And that's the old PlayStation 2—in comparison to which the technology that makes the PS3 work is magical. Its Cell processor is even more revolutionary, in its way, than the Emotion Engine was on the PS2—it's even powerful enough to be networked into a cheap supercomputer, and some suggest it could become the most important microprocessor invented this decade. The inclusion of a Blu-ray drive (a tech Sony also helped develop) as the PS3's main game storage system meant it was one of the first Blu-ray players on sale, and for a long time it was among the most affordable. The Cell chip and Blu-ray meant it cost Sony some $800-odd to make the first generation of PS3s, which it sold at a $250 loss per unit. Blu-ray part shortages even meant its European launch was delayed until March 2007.
And now, some two and a half years later, Sony's managed to shave 70% off the build costs for the PS3. It's revised and polished the Cell chip design, also moving it to a 45nm fab process (originally it was a 90nm, then a 65nm component) so that the chip is now 34% smaller, and eats 40% less electrical power. Now that BR has won the HD video disc war, economies of scale mean optical components for the BR drive are cheaper too. Hard drive tech also means including a 120GB drive in the PS3 Slim doesn't add much to the price (and remember it debuted with a 20GB one!). And another big saving has come by ditching the Emotion Engine chip internally, along with software support of the PS2.
Basically Sony took four years to revamp the PS2, and less than three to makeover the PS3—a much, much more complex machine.
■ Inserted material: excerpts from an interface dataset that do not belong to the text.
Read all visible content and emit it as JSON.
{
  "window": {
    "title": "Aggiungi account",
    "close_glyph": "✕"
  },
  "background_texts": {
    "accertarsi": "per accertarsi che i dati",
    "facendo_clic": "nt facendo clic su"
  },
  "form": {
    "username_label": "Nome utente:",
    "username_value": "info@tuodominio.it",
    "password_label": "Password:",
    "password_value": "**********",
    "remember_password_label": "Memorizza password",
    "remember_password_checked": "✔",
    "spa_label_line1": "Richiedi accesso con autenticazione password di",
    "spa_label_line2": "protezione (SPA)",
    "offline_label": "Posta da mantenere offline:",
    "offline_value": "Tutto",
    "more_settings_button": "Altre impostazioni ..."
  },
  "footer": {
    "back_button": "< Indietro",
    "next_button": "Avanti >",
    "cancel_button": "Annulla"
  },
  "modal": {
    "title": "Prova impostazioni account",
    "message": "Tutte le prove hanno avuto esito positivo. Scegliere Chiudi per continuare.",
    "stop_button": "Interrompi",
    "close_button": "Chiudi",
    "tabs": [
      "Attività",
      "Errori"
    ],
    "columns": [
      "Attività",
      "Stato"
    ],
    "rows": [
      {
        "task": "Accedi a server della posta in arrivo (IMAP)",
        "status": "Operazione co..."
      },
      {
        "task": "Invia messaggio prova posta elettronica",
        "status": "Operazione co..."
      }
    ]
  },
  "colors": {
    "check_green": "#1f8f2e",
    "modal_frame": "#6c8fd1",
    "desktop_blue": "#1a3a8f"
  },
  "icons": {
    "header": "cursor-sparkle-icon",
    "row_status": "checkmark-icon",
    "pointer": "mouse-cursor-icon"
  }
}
It's been a speedy, speedy process, despite what Sony's detractors may say. Hats-off to Sony's engineering team, I say.